Eva Wilk has been working as a nurse at Centegra Hospital – McHenry for more than 30 years – so long that members of the community recognize her when she is out and about.
And her 21-year-old daughter, Jessica Wilk, who initially considered pursuing journalism and nominated her mother for the Everyday Hero award, chose instead to study nursing. Jessica will graduate in May from the University of Wisconsin-Milwaukee.
“I didn’t want to do nursing for the longest time. I think my mom coming home and having these stories was kind of overwhelming,” Jessica said. “I’ve never seen her working in the hospital, I’ve only heard stories, but outside I see how she’s always willing to lend a helping hand – that’s the kind of person I want to be.”
Eva Wilk was born in Poland and remains bilingual, which is another skill that makes her an asset in her current nursing assignment.

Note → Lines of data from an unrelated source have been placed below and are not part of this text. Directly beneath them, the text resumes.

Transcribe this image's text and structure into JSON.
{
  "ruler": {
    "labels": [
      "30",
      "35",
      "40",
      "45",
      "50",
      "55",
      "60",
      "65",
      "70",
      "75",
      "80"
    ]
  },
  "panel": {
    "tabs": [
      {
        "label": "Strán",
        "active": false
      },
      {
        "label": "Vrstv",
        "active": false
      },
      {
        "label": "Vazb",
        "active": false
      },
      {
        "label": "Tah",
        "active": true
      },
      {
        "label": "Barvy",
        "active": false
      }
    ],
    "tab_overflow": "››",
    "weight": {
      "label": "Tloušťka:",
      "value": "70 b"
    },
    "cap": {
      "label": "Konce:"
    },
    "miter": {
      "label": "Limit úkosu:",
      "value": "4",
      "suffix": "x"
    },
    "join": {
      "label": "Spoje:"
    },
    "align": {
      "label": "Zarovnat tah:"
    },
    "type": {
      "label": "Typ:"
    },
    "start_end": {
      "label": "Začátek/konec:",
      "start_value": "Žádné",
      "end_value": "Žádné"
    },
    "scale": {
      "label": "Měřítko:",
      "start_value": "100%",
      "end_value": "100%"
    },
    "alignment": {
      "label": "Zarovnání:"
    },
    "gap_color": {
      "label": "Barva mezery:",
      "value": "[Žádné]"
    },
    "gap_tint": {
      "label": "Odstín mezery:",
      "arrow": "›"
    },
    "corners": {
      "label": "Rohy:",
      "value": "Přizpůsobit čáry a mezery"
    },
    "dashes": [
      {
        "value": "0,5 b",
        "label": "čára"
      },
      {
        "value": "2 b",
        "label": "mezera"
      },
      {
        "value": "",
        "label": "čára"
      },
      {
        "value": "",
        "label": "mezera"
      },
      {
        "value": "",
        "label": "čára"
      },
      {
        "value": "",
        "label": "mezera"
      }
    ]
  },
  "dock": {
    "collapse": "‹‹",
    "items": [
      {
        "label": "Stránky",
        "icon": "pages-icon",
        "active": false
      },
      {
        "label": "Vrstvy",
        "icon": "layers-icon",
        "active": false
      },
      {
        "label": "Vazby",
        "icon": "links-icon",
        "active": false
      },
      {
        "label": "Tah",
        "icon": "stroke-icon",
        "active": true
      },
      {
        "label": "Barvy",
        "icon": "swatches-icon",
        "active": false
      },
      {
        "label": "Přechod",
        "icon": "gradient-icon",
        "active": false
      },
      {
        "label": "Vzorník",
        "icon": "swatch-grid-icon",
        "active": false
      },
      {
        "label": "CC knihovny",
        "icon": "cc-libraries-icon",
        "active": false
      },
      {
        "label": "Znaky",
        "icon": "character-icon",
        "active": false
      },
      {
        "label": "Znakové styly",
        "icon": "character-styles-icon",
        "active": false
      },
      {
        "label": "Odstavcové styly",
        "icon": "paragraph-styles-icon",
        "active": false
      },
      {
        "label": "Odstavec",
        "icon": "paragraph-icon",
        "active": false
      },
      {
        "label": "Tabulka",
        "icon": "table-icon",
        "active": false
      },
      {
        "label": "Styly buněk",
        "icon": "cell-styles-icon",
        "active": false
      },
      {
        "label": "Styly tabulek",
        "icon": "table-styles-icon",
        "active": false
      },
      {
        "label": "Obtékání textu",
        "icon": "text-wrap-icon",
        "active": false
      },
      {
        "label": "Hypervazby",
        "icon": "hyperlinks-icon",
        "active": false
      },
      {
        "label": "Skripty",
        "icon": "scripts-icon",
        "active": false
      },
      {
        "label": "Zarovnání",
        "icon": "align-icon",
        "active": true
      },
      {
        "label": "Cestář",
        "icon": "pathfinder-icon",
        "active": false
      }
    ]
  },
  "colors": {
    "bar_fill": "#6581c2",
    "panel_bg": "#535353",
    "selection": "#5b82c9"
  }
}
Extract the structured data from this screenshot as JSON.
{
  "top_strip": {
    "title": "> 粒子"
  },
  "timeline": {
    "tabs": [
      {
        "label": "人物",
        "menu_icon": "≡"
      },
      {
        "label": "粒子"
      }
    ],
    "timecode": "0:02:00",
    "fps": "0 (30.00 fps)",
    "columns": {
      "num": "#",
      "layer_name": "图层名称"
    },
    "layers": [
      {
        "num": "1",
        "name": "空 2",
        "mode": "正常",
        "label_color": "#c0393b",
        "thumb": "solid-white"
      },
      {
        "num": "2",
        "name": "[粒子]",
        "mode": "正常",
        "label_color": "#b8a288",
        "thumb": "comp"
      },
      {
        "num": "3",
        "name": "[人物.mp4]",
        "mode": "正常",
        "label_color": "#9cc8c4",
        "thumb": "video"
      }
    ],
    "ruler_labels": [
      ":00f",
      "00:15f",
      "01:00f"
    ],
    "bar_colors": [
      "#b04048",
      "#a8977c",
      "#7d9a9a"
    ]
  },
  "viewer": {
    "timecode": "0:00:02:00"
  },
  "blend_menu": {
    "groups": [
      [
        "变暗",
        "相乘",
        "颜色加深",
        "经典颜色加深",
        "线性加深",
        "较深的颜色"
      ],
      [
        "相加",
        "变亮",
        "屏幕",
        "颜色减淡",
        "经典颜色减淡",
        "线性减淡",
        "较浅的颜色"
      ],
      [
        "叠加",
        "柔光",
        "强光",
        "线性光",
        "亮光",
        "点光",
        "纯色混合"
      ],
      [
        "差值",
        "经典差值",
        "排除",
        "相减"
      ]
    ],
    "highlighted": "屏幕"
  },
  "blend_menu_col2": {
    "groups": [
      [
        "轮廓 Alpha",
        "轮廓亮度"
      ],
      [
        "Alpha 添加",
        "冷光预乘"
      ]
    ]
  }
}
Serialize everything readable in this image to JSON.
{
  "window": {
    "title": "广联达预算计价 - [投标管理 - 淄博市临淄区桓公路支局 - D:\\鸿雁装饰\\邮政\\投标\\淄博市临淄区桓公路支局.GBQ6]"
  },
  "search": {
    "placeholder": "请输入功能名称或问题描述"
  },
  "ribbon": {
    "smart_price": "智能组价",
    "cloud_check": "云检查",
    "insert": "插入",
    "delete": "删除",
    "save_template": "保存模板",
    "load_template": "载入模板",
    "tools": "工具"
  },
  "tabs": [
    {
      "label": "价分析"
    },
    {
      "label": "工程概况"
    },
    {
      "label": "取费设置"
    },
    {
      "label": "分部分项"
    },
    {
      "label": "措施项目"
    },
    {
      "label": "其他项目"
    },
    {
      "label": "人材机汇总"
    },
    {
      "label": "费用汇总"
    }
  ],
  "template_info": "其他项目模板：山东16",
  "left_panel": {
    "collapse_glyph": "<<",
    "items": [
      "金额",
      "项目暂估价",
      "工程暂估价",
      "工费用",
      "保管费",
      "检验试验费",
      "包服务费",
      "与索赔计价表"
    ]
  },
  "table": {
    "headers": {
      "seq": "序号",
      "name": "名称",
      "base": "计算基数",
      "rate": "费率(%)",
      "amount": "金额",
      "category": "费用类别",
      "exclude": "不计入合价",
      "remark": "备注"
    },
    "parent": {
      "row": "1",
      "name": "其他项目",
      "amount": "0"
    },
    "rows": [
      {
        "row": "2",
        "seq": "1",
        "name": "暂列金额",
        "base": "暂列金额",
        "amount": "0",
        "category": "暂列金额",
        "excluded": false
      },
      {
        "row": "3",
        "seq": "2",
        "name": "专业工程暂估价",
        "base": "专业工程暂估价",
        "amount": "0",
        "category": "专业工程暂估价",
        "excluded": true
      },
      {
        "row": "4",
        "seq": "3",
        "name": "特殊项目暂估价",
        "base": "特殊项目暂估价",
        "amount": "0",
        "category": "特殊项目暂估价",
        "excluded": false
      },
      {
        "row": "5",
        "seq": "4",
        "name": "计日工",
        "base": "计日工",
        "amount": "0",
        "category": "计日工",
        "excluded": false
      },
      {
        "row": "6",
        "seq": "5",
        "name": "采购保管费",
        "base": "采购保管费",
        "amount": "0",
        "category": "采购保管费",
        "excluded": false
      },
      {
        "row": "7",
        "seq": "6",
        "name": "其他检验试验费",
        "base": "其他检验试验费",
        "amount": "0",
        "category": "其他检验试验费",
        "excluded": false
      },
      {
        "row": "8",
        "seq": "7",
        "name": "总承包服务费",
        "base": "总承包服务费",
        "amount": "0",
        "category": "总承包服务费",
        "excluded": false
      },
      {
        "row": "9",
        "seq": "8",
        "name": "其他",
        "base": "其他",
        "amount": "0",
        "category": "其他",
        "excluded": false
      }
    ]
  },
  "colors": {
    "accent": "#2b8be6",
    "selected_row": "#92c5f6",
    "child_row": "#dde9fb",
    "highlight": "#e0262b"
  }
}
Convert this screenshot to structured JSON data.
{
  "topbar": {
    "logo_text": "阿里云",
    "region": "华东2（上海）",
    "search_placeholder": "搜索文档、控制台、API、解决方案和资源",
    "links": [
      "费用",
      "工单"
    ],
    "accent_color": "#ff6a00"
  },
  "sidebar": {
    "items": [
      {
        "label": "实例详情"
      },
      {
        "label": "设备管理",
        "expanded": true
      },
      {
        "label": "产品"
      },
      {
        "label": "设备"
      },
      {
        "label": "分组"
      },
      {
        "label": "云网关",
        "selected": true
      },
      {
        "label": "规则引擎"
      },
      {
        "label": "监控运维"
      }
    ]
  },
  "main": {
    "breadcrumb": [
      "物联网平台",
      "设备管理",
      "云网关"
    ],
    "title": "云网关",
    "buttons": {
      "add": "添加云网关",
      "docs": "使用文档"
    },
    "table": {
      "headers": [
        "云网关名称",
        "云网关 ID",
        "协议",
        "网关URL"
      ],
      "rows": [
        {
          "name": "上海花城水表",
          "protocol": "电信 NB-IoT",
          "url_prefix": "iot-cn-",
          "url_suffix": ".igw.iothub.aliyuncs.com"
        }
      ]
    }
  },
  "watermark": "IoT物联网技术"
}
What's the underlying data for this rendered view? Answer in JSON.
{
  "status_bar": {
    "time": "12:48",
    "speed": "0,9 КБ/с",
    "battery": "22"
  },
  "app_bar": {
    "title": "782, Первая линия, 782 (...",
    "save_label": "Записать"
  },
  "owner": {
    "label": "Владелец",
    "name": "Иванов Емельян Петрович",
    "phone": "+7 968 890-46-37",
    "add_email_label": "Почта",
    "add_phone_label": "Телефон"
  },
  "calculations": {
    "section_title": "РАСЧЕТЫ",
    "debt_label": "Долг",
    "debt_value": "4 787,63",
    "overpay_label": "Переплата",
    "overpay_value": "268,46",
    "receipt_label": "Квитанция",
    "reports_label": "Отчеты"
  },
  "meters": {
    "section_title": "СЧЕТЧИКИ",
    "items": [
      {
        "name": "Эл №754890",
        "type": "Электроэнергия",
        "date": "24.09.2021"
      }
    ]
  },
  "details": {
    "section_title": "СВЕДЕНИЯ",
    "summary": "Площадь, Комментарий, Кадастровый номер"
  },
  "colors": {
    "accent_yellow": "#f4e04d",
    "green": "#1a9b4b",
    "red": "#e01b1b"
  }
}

She has worked in the medical surgical unit in the past but is currently stationed in same-day surgery.
Eva Wilk admits patients, prepares them for surgery and then cares for them post-operation.
“I am very honored,” she said of the award. “I was very surprised, and I don’t see myself as a hero at all. I feel that I love what I do as a nurse, I love my profession [and I] practice it to the values I uphold very high.”
She said that many times nurses have to put their profession before their families. Her daughter recalled Eva coming home many days completely exhausted, but a smile would always find its way to her face.
Jessica Wilk said her mother’s inherent compassion and how she carries herself on days off make her an everyday hero. Jessica recalled a time when she was shopping with her mother and an elderly man fell. Eva rushed the man’s side and comforted him until the situation calmed.
“I think a lot of times people think of heroes as someone who’s done something huge or major,” Jessica Wilk said. “It’s the traits that she does every single day, like having the strength to care for others as she would her own family.”
Eva Wilk enjoys her work because every day is different but admits the emotional aspect is difficult at times.
“As little as it is, I know the outcome is always that I’ve been able to touch someone’s life,” she said. “It’s a very rewarding profession.”
Her co-worker, Hebron resident Margie Kelly, jokingly said the two have been working together “too long.”
Now, the two work side by side in same-day surgery.
“We feed off one another,” Kelly said. “We do what we do, we do it together and we’ve done it together for a long time.”
Kelly said that despite the decades that have passed, Eva still has not lost her dedication to her craft.
“Her passion for what we do is as good today as it was 30 years ago,” Kelly said. “She shows that to our patients every day.”